NEW YORK--Stocks sank after an up-and-down session Wednesday, as worries about Europe and weak U.S. data eclipsed earlier optimism about the outlook for financial stocks.
The Dow Jones Industrial Average dropped 0.6%, or 77.42 points, to 12496.38. The Standard & Poor's 500-stock index fell 9.3 points, or 0.7%, to 1314.88, and the Nasdaq Composite fell 24.46 points, or 0.9%, to 2818.61.
Concerns about the strength of Europe's economy moved to the forefront in late afternoon trading. Stocks fell into negative territory on jitters about demand for Italian bonds in an auction planned for Thursday.
"Italy is rearing its ugly head," said Karyn Cavanaugh, market strategist with ING Investment Management. "We did get a little bit of positive for the day, and it just fell apart at the end."

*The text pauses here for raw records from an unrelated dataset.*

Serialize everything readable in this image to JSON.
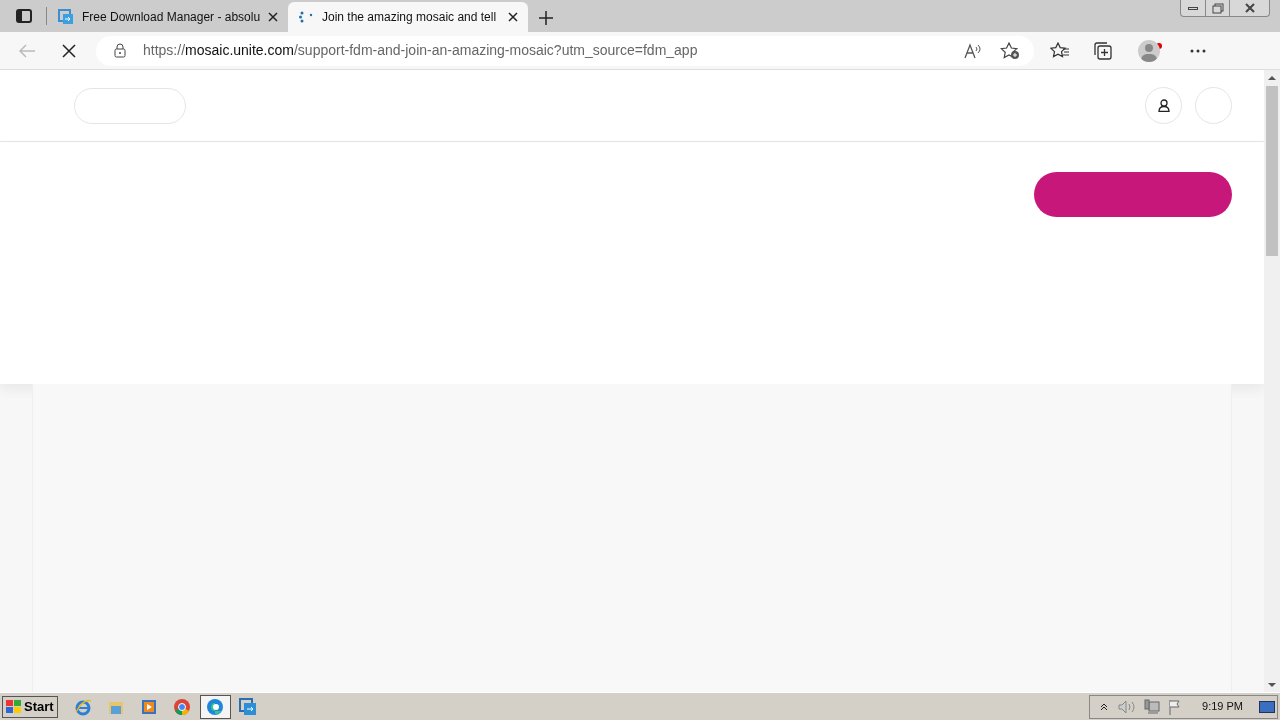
{
  "tabs": [
    {
      "title": "Free Download Manager - absolu",
      "kind": "fdm",
      "selected": false
    },
    {
      "title": "Join the amazing mosaic and tell",
      "kind": "loading",
      "selected": true
    }
  ],
  "address_bar": {
    "scheme": "https://",
    "host": "mosaic.unite.com",
    "path": "/support-fdm-and-join-an-amazing-mosaic?utm_source=fdm_app"
  },
  "taskbar": {
    "start_label": "Start",
    "apps": [
      {
        "kind": "ie",
        "selected": false
      },
      {
        "kind": "folder",
        "selected": false
      },
      {
        "kind": "media",
        "selected": false
      },
      {
        "kind": "chrome",
        "selected": false
      },
      {
        "kind": "edge",
        "selected": true
      },
      {
        "kind": "fdm",
        "selected": false
      }
    ],
    "clock": "9:19 PM"
  }
}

There were also reports of more Greek bank withdrawals ahead of the country's elections this Sunday.
Earlier in the session, the blue chips briefly edged up nearly 0.2%, to just above 12598, as J.P. Morgan Chase Chief Executive James Dimon testified in front of a Senate panel. The questioning was less contentious than many expected, which stoked hopes that banks wouldn't see extensive regulatory fallout from J.P. Morgan's trading loss of more than $2 billion. J.P. Morgan's stock rose $0.53, or 1.6%, to $34.30.
European markets also erased midday gains to turn lower. The Stoxx Europe 600 fell 0.4%, after being up 0.4% at its intraday high.
"We're in that gray zone, where people are waiting on this news out of Greece this weekend," said Mark Lehmann, president and director of equities with JMP Securities, referring to elections that are seen as weighing heavily on the euro-zone's immediate fate.
U.S. retail sales slipped for the second month in a row in May, the first consecutive-month decline in nearly two years. While the measure fell by less than expected in May, April retail sales were revised down into negative territory.
Asian markets largely rose following Tuesday's U.S. gains. Japan's Nikkei Stock Average added 0.6% and China's Shanghai Composite climbed 1.3%.
Crude-oil futures fell 1.1% to $82.42 a barrel, while gold futures rose 0.3% to $1,618.10 an ounce. The U.S. dollar lost ground against the euro and the yen.
In corporate news, Dell led gainers in the S&P 500, rising 0.30, or 2.6%, to $12.28 after the computer maker said it plans to start paying a quarterly cash dividend of 8 cents a share.
Johnson & Johnson gained 1.37, or 2.2%, to 64.45. The blue chip health-care company said it received regulatory clearance to close its $19.7 billion bid for medical-device maker Synthes. Analysts from J.P. Morgan Chase, Jefferies and Raymond James Financial subsequently upgraded the stock, recommending investors buy it.
Facebook edged down 0.13, or 0.5%, to 27.27. It spent much of the day in positive territory, but still hasn't posted a back-to-back gain since the week after its initial public offering.
Scotts Miracle-Gro slid 2.84, or 6.6%, to 40.21 after announcing it expects to fall short of estimates of full-year earnings and sales growth it had provided earlier.
3D Systems fell 2.35, or 7.4%, to 29.56. The company said it is offering shares of its common stock for sale to the public.
Write to Alexandra Scaggs at email@example.com